*DIRECTIONS FOR THIS TASK*
Line by line, print the records exactly.
(RECORDED DATA Opens)
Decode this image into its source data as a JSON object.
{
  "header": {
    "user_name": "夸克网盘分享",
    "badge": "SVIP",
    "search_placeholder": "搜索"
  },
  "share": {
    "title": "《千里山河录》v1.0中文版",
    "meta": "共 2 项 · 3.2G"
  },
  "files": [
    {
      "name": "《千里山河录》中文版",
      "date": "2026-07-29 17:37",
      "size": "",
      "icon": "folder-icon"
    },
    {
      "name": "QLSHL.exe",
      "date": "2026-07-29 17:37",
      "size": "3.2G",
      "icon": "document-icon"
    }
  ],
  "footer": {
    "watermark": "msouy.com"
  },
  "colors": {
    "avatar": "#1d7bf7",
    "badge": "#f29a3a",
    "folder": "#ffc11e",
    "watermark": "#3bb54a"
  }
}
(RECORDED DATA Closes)
*YOUR SOLUTION*
Decode this image into its source data as a JSON object.
{
  "header": {
    "user_name": "夸克网盘分享",
    "badge": "SVIP",
    "search_placeholder": "搜索"
  },
  "share": {
    "title": "《千里山河录》v1.0中文版",
    "meta": "共 2 项 · 3.2G"
  },
  "files": [
    {
      "name": "《千里山河录》中文版",
      "date": "2026-07-29 17:37",
      "size": "",
      "icon": "folder-icon"
    },
    {
      "name": "QLSHL.exe",
      "date": "2026-07-29 17:37",
      "size": "3.2G",
      "icon": "document-icon"
    }
  ],
  "footer": {
    "watermark": "msouy.com"
  },
  "colors": {
    "avatar": "#1d7bf7",
    "badge": "#f29a3a",
    "folder": "#ffc11e",
    "watermark": "#3bb54a"
  }
}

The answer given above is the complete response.